INSTRUCTIONS FOR THE TASK »
Within this material, find every line where the string "JSON" appears, and copy it out.

DATA FOR THIS EXERCISE »
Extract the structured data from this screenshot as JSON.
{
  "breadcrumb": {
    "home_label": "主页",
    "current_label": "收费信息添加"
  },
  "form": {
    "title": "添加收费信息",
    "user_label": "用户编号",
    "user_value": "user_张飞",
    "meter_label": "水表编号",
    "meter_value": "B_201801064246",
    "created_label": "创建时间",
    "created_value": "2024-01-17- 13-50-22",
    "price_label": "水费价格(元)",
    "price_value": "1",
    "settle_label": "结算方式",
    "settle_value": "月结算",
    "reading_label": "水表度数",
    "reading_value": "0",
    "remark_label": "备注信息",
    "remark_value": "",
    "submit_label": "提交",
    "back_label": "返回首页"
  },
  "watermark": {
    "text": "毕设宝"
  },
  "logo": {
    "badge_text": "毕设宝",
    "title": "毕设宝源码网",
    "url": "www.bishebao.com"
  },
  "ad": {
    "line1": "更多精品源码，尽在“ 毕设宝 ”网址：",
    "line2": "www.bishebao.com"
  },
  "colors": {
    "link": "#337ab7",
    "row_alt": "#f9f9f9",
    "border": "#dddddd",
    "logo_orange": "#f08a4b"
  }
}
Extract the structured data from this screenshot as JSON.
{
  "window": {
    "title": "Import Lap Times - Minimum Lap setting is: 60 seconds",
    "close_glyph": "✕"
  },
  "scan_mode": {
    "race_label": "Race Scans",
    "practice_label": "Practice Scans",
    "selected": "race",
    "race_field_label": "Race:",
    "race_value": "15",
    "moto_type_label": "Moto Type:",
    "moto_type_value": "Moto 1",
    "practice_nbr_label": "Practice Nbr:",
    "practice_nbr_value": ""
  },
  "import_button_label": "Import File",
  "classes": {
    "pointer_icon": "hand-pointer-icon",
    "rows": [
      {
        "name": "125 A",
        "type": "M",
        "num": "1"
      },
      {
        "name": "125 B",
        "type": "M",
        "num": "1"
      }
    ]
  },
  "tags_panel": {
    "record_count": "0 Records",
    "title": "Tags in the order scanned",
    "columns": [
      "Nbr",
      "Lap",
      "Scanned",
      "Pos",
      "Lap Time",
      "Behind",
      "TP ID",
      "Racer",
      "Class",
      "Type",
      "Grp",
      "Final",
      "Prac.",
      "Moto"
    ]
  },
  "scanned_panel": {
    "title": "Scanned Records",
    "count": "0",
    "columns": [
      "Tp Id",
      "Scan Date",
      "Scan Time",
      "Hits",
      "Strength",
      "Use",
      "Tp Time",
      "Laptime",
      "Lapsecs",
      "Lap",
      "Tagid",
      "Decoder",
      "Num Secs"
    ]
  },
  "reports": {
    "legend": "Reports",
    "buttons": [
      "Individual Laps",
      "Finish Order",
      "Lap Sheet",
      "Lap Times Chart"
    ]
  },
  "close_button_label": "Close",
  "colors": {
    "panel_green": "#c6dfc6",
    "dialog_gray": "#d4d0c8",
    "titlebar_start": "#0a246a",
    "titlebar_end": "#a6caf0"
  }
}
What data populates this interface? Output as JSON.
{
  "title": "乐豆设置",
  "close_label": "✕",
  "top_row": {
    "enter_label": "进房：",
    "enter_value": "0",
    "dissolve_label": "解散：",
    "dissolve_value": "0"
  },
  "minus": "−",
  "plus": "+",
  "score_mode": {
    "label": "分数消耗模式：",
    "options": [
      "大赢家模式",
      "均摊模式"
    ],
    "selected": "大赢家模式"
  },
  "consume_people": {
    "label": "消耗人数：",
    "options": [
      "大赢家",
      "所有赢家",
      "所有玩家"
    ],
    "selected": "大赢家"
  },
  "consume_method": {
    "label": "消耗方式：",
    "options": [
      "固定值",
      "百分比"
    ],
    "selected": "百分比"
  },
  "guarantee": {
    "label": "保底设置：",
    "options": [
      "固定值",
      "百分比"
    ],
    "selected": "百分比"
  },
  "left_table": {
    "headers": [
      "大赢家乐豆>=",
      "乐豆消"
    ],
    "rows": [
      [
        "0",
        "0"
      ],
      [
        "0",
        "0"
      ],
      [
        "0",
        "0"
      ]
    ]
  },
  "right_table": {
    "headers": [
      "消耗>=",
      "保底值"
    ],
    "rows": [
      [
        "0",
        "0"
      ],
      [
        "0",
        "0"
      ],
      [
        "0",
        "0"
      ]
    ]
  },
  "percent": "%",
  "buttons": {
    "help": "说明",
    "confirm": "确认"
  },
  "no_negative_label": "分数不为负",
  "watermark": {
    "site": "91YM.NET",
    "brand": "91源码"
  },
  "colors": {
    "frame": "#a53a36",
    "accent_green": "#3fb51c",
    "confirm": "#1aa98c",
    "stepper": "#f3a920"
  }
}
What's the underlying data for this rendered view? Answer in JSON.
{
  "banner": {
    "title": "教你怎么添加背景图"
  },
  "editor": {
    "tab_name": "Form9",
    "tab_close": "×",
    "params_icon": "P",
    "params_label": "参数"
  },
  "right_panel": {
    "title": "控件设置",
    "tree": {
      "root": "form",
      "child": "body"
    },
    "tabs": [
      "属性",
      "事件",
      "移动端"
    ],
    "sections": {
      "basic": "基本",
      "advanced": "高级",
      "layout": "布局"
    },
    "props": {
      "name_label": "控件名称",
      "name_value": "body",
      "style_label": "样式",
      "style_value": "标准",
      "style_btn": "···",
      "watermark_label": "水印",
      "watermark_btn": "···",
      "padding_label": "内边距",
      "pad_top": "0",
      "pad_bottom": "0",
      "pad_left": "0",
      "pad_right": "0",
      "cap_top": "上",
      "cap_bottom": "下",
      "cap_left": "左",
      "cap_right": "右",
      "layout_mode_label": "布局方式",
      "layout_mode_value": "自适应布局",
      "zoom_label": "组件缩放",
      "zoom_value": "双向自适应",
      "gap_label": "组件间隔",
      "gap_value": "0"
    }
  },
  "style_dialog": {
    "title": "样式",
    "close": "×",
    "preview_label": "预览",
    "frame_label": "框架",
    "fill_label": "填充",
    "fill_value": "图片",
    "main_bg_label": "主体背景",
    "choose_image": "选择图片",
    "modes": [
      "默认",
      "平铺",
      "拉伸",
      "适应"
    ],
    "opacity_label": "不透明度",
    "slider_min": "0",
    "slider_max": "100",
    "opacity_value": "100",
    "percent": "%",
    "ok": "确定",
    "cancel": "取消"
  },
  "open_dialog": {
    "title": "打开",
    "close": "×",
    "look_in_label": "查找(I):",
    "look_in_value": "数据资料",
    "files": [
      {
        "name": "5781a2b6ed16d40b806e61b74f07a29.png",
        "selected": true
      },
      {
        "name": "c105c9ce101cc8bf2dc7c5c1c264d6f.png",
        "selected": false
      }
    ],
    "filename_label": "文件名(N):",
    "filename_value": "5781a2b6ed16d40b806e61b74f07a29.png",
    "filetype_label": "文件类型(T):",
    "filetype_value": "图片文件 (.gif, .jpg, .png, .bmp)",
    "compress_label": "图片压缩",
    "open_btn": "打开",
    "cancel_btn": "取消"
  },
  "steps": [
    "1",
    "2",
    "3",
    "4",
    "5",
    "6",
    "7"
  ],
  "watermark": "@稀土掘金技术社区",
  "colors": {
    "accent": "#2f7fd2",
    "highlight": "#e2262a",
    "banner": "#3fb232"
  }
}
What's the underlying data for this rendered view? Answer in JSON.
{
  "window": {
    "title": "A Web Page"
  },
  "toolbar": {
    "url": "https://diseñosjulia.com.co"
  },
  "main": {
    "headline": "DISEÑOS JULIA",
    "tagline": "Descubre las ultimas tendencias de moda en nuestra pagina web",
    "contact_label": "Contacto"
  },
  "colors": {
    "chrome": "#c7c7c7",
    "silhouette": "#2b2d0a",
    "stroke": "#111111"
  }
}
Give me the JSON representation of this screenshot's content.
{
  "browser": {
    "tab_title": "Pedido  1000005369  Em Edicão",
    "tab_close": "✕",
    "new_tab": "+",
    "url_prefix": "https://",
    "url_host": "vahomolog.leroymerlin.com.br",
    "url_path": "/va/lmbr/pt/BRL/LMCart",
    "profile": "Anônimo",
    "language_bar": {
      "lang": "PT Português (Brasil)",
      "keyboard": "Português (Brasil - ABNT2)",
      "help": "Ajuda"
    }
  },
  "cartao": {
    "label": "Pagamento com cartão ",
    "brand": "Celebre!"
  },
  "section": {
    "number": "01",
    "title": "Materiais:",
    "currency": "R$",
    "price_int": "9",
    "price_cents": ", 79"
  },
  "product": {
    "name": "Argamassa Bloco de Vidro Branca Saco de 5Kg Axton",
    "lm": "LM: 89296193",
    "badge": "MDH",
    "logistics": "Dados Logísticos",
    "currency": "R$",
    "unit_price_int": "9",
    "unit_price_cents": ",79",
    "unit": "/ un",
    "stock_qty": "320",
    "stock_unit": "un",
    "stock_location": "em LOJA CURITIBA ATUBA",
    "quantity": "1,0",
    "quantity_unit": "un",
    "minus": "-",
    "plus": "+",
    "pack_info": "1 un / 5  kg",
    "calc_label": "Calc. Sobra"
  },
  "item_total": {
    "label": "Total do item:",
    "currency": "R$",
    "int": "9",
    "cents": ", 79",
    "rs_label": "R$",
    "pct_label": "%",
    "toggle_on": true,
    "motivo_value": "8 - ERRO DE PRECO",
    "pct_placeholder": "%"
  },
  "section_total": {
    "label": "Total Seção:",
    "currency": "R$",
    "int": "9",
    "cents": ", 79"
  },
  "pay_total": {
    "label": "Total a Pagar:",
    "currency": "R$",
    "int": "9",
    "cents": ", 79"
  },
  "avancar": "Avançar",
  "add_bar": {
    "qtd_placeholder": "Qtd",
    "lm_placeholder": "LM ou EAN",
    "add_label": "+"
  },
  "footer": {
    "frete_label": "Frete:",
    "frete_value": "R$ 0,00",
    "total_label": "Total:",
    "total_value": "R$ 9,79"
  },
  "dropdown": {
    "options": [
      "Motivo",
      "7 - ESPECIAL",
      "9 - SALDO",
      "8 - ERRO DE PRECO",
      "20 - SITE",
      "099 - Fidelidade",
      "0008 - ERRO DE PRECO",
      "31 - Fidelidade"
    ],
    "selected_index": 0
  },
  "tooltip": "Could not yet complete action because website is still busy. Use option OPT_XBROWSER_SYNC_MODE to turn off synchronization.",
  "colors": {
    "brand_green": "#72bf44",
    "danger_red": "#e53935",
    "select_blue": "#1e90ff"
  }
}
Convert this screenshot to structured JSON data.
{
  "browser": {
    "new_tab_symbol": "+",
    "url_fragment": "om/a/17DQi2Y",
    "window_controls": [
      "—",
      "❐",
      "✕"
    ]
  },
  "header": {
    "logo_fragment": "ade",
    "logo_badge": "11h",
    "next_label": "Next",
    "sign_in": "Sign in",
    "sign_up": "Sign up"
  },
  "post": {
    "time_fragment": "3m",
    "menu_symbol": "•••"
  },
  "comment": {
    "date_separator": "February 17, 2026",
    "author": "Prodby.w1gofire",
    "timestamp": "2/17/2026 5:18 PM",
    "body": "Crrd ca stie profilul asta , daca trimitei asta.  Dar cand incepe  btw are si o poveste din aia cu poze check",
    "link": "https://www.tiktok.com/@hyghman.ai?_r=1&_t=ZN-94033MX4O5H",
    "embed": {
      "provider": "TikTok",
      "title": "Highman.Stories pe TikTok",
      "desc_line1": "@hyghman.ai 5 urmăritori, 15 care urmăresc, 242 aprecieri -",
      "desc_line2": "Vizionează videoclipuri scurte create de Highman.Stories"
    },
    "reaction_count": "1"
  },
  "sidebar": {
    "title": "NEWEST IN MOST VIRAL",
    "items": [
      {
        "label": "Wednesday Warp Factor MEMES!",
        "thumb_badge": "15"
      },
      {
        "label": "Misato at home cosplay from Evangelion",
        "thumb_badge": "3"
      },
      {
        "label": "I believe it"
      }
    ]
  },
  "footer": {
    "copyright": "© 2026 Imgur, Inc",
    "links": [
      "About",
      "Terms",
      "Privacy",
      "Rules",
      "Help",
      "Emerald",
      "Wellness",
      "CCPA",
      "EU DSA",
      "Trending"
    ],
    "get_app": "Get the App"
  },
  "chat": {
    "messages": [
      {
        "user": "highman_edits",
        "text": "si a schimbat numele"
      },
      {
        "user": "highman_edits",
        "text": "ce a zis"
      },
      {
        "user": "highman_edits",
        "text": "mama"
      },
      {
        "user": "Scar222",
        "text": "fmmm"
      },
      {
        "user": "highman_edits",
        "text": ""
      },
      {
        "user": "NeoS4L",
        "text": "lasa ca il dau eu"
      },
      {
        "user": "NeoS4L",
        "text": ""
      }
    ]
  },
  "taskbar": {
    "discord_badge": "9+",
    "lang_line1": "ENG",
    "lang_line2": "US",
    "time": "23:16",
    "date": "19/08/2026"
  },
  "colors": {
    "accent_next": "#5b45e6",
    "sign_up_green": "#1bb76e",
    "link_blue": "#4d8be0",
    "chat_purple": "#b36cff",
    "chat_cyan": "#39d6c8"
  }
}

WRITTEN SOLUTION »
Extract the structured data from this screenshot as JSON.
Extract the structured data from this screenshot as JSON.
What data populates this interface? Output as JSON.
What's the underlying data for this rendered view? Answer in JSON.
What's the underlying data for this rendered view? Answer in JSON.
Give me the JSON representation of this screenshot's content.
Convert this screenshot to structured JSON data.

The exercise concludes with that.